• What the task asks: Retrieve every line of the data holding the word "NEWS".

--- Source material ---

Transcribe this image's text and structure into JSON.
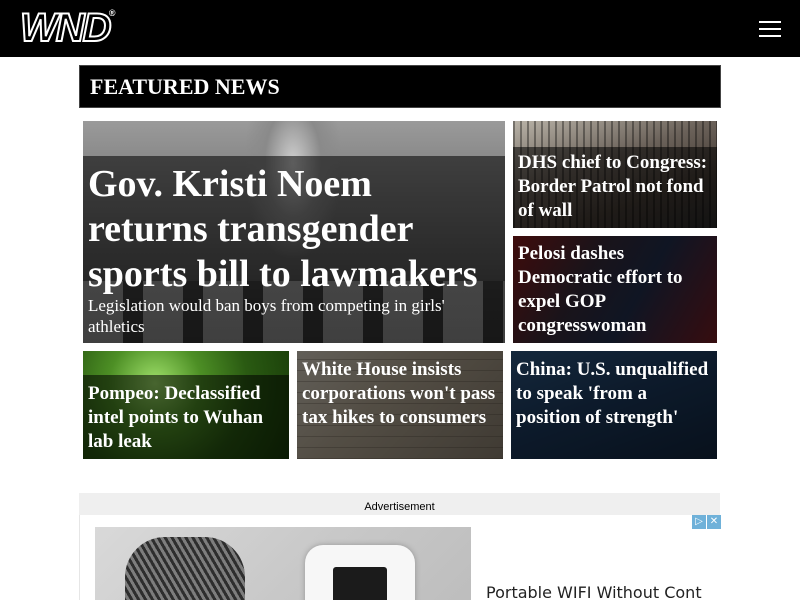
{
  "header": {
    "logo_text": "WND",
    "logo_mark": "®",
    "menu_icon": "hamburger-menu-icon",
    "bg_color": "#000000"
  },
  "featured": {
    "heading": "FEATURED NEWS",
    "stories": [
      {
        "title": "Gov. Kristi Noem returns transgender sports bill to lawmakers",
        "subtitle": "Legislation would ban boys from competing in girls' athletics"
      },
      {
        "title": "DHS chief to Congress: Border Patrol not fond of wall"
      },
      {
        "title": "Pelosi dashes Democratic effort to expel GOP congresswoman"
      },
      {
        "title": "Pompeo: Declassified intel points to Wuhan lab leak"
      },
      {
        "title": "White House insists corporations won't pass tax hikes to consumers"
      },
      {
        "title": "China: U.S. unqualified to speak 'from a position of strength'"
      }
    ]
  },
  "advertisement": {
    "label": "Advertisement",
    "headline": "Portable WIFI Without Cont",
    "info_icon": "ad-info-icon",
    "close_icon": "ad-close-icon",
    "info_glyph": "▷",
    "close_glyph": "✕"
  }
}
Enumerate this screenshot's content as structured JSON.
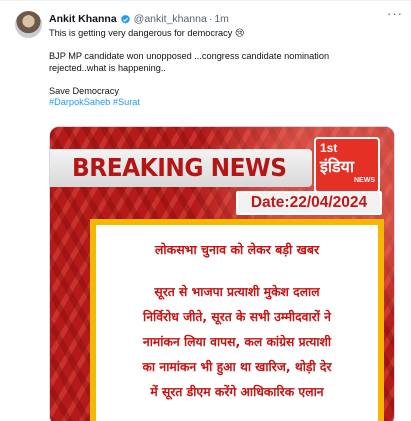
{
  "tweet": {
    "author_name": "Ankit Khanna",
    "handle": "@ankit_khanna",
    "separator": "·",
    "time": "1m",
    "more_label": "···",
    "line1": "This is getting very dangerous for democracy 😢",
    "line2": "BJP MP candidate won unopposed ...congress candidate nomination",
    "line3": "rejected..what is happening..",
    "line4": "Save Democracy",
    "hashtag1": "#DarpokSaheb",
    "hashtag2": "#Surat"
  },
  "media": {
    "headline": "BREAKING NEWS",
    "logo_number": "1st",
    "logo_name": "इंडिया",
    "logo_sub": "NEWS",
    "date": "Date:22/04/2024",
    "panel_heading": "लोकसभा चुनाव को लेकर बड़ी खबर",
    "panel_lines": [
      "सूरत से भाजपा प्रत्याशी मुकेश दलाल",
      "निर्विरोध जीते, सूरत के सभी उम्मीदवारों ने",
      "नामांकन लिया वापस, कल कांग्रेस प्रत्याशी",
      "का नामांकन भी हुआ था खारिज, थोड़ी देर",
      "में सूरत डीएम करेंगे आधिकारिक एलान"
    ]
  },
  "colors": {
    "link": "#1d9bf0",
    "verified": "#1d9bf0",
    "breaking_red": "#b41515",
    "panel_border": "#f5b800"
  }
}
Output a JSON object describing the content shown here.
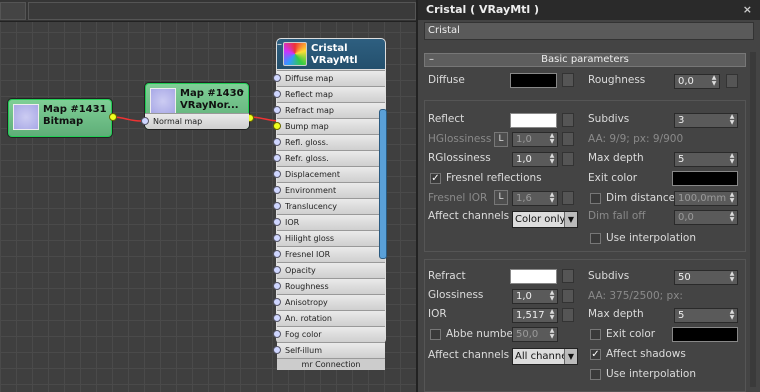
{
  "graph": {
    "bitmap_node": {
      "title": "Map #1431",
      "subtitle": "Bitmap"
    },
    "normal_node": {
      "title": "Map #1430",
      "subtitle": "VRayNor...",
      "slot": "Normal map"
    },
    "vray_node": {
      "title": "Cristal",
      "subtitle": "VRayMtl",
      "footer": "mr Connection",
      "slots": [
        "Diffuse map",
        "Reflect map",
        "Refract map",
        "Bump map",
        "Refl. gloss.",
        "Refr. gloss.",
        "Displacement",
        "Environment",
        "Translucency",
        "IOR",
        "Hilight gloss",
        "Fresnel IOR",
        "Opacity",
        "Roughness",
        "Anisotropy",
        "An. rotation",
        "Fog color",
        "Self-illum"
      ]
    }
  },
  "panel": {
    "title": "Cristal  ( VRayMtl )",
    "name": "Cristal",
    "rollout_title": "Basic parameters",
    "diffuse": {
      "label": "Diffuse",
      "color": "#000000",
      "roughness_label": "Roughness",
      "roughness": "0,0"
    },
    "reflect": {
      "label": "Reflect",
      "color": "#ffffff",
      "subdivs_label": "Subdivs",
      "subdivs": "3",
      "aa_info": "AA: 9/9; px: 9/900",
      "hgloss_label": "HGlossiness",
      "hgloss": "1,0",
      "rgloss_label": "RGlossiness",
      "rgloss": "1,0",
      "max_depth_label": "Max depth",
      "max_depth": "5",
      "fresnel_label": "Fresnel reflections",
      "fresnel_checked": "✓",
      "exit_color_label": "Exit color",
      "exit_color": "#000000",
      "fresnel_ior_label": "Fresnel IOR",
      "fresnel_ior": "1,6",
      "dim_distance_label": "Dim distance",
      "dim_distance": "100,0mm",
      "dim_falloff_label": "Dim fall off",
      "dim_falloff": "0,0",
      "affect_channels_label": "Affect channels",
      "affect_channels": "Color only",
      "use_interp_label": "Use interpolation",
      "lock": "L"
    },
    "refract": {
      "label": "Refract",
      "color": "#ffffff",
      "subdivs_label": "Subdivs",
      "subdivs": "50",
      "aa_info": "AA: 375/2500; px:",
      "gloss_label": "Glossiness",
      "gloss": "1,0",
      "ior_label": "IOR",
      "ior": "1,517",
      "max_depth_label": "Max depth",
      "max_depth": "5",
      "abbe_label": "Abbe number",
      "abbe": "50,0",
      "exit_color_label": "Exit color",
      "exit_color": "#000000",
      "affect_channels_label": "Affect channels",
      "affect_channels": "All channels",
      "affect_shadows_label": "Affect shadows",
      "affect_shadows_checked": "✓",
      "use_interp_label": "Use interpolation"
    },
    "close_glyph": "×",
    "collapse_glyph": "–"
  }
}
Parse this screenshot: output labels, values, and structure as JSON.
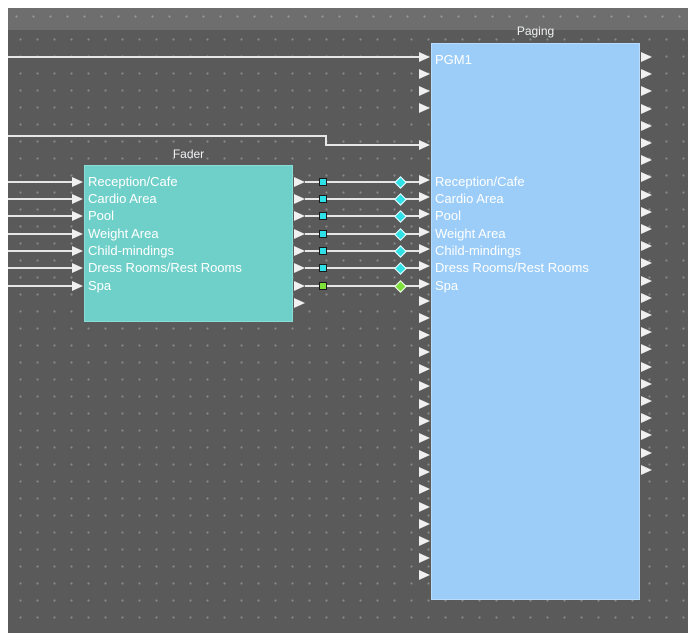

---

• Answer to this exercise:
    "heading": "FEATURED NEWS",
    "headline": "BREAKING NEWS",
    "logo_sub": "NEWS",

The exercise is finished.